Modern physicists are in the same sort of funk. And ultimately something has to give.
The Transaction Interpretation (TI) of Quantum Mechanics gives up on our everyday ideas of cause and effect (much treasured by physicists), to a produce a mathematically elegant description of the world of subatomic particles. It says that signals and particles don't propagate exclusively forwards in time, like one might expect, but can travel backwards in time; and "bounce" backwards and forwards, too. It's a bold, imaginative, crazy idea, which could bring about a "Galilean moment" when we realise our humans notions of causality are as accurate as Renaissance ideas about the Earth being at the centre of the universe; and it could provide new foundations for a Theory of Everything.
Now, I don't know exactly what Cramer is attempting to do (The Engineering desk didn't provide much info – perhaps El Reg needs a Quantum Mechanics/Quantum Computation desk; hint, hint ;)) But I would guess he's trying to provide support for TI. It's not going to result in us being able to talk to people in the past, or go to the Jurassic and step on butterflies.

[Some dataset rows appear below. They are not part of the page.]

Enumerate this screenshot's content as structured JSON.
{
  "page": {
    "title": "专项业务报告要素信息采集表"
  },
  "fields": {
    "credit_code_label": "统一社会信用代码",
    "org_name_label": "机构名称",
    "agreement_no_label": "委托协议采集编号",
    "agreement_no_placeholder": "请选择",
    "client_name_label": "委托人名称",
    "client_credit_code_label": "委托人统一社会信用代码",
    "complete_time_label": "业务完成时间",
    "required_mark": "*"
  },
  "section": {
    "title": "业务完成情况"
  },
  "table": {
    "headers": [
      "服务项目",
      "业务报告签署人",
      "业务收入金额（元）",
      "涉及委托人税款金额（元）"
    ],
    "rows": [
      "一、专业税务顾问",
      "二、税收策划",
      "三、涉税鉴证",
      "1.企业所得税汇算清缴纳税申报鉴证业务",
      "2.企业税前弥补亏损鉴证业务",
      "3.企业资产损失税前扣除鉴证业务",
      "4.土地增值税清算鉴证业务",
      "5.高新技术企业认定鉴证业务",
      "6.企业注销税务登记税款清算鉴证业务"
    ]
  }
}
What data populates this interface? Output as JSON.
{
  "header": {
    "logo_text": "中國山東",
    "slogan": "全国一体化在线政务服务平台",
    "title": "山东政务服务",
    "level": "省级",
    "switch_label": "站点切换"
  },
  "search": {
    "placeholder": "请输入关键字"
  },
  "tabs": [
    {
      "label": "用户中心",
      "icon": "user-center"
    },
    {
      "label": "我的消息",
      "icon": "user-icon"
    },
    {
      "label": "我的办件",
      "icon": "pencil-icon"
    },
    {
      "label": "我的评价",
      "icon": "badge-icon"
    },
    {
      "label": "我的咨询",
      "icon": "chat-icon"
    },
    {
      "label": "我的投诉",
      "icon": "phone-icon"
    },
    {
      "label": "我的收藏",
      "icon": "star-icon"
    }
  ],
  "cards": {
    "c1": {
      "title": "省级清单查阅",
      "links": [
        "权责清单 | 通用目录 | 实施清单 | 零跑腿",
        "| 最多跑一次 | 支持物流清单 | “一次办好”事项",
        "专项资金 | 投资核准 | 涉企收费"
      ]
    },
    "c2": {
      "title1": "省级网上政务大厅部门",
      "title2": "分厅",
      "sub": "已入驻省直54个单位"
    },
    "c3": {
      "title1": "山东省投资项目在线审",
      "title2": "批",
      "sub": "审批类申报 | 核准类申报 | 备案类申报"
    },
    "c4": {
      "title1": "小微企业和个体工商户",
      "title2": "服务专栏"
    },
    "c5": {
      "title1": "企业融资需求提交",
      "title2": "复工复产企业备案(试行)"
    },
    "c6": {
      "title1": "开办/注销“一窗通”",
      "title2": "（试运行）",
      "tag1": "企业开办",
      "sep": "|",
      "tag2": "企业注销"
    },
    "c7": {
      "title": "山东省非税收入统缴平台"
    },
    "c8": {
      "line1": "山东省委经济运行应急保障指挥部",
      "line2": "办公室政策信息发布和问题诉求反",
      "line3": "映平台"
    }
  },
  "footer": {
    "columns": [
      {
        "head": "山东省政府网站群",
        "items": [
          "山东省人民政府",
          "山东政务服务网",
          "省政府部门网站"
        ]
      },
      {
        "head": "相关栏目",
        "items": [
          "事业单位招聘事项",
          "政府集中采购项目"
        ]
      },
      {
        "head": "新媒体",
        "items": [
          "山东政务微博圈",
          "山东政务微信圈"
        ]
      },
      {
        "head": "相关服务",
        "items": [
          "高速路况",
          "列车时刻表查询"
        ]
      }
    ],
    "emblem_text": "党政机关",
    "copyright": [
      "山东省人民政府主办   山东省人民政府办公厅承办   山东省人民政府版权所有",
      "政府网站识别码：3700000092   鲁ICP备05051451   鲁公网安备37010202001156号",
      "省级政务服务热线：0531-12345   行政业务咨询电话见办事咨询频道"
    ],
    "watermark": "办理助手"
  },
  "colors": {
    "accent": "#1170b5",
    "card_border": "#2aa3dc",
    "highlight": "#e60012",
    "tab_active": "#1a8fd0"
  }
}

But if I had the cash to spare, I'd put a small bet on Cramer eventually succeeding. And even if he’s wrong, its the kind of radical thinking that physics desperately needs. So good luck John.
Mr. Wizard's World
I believe this all fell apart with the death of Mr. Wizard. The lack of this technical expertise is I am sure what ultimately doomed this project.
I do have a request for Mr. Cramer if he ever succeeds - please send my mom a note to use birth control - particularly in the March-May 1962 time frame. It will save me alot of grief - and if this note disappears - you'll know he was successful.